START Material for this task
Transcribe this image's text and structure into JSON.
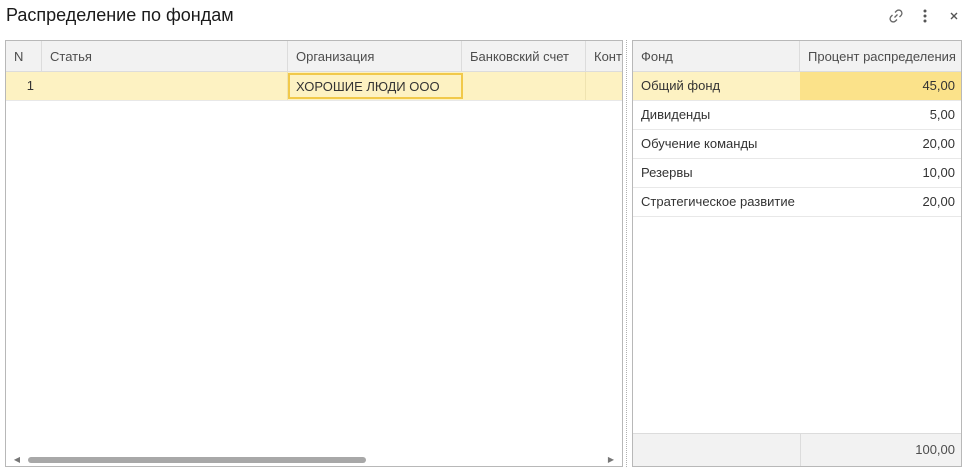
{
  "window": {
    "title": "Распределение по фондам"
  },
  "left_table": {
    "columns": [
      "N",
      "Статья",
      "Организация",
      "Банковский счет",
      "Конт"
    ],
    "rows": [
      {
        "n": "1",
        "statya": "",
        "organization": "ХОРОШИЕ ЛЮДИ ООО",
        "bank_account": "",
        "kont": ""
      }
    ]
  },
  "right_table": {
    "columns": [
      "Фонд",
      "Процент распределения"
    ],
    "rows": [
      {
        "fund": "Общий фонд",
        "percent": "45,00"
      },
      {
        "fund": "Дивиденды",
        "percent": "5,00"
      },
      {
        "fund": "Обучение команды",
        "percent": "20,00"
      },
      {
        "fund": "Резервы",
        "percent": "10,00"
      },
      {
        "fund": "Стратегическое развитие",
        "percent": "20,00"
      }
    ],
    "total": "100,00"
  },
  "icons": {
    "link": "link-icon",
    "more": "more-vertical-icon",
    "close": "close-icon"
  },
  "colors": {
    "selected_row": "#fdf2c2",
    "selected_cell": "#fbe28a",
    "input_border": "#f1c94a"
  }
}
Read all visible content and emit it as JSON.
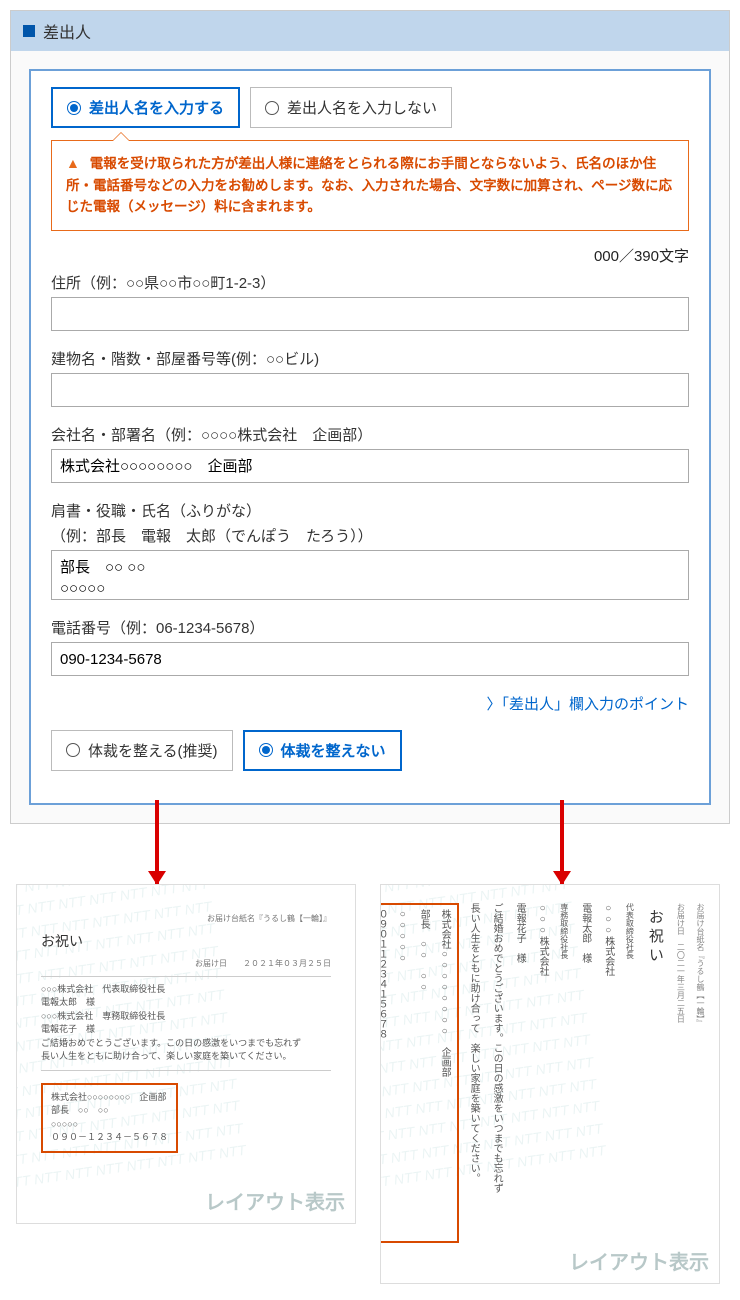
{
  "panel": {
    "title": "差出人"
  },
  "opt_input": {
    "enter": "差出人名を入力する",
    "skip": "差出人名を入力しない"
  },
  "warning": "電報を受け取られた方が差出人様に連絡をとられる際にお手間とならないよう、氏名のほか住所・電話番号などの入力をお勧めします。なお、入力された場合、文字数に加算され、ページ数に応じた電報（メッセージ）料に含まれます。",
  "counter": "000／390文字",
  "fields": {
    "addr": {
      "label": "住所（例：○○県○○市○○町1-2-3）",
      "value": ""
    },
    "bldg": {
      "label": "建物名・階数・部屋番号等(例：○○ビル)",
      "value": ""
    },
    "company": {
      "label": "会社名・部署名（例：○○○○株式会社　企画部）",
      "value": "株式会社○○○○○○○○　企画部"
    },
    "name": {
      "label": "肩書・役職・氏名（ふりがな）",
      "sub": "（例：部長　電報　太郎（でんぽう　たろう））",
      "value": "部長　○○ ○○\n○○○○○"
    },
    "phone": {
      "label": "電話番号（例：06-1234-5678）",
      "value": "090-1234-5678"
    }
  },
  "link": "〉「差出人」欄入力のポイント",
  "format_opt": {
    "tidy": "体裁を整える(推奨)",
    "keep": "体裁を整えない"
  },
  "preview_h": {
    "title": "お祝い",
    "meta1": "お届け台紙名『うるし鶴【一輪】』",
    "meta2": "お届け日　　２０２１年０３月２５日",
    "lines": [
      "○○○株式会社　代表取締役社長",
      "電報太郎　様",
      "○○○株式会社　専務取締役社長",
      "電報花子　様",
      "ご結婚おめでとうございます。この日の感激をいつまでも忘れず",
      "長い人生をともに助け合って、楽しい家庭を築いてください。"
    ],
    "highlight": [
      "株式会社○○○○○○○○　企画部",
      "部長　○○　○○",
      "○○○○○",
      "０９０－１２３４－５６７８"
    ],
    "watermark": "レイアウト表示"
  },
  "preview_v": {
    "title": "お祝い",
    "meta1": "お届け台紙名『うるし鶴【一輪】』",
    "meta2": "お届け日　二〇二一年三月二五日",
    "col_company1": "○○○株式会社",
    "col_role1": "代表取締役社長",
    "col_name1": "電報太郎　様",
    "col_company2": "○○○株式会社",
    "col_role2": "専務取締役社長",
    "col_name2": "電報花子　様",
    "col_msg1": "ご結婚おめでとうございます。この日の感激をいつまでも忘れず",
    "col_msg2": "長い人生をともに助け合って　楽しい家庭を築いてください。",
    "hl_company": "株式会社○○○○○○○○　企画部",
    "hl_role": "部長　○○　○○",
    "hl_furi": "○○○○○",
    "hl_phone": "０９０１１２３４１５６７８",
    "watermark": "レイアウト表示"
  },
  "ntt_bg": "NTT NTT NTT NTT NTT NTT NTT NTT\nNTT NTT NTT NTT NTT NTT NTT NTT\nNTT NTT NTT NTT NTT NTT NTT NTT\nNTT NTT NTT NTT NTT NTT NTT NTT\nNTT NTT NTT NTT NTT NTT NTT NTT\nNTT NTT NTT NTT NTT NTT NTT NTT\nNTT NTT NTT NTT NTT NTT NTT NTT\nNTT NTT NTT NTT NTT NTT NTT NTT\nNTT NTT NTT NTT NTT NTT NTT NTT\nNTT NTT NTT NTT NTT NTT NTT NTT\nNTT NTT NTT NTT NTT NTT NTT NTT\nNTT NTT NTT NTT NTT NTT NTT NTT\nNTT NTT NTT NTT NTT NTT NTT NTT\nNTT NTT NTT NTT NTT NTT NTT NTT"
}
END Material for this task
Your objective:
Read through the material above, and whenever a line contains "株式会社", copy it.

Completed task:
      "label": "会社名・部署名（例：○○○○株式会社　企画部）",
      "value": "株式会社○○○○○○○○　企画部"
      "○○○株式会社　代表取締役社長",
      "○○○株式会社　専務取締役社長",
      "株式会社○○○○○○○○　企画部",
    "col_company1": "○○○株式会社",
    "col_company2": "○○○株式会社",
    "hl_company": "株式会社○○○○○○○○　企画部",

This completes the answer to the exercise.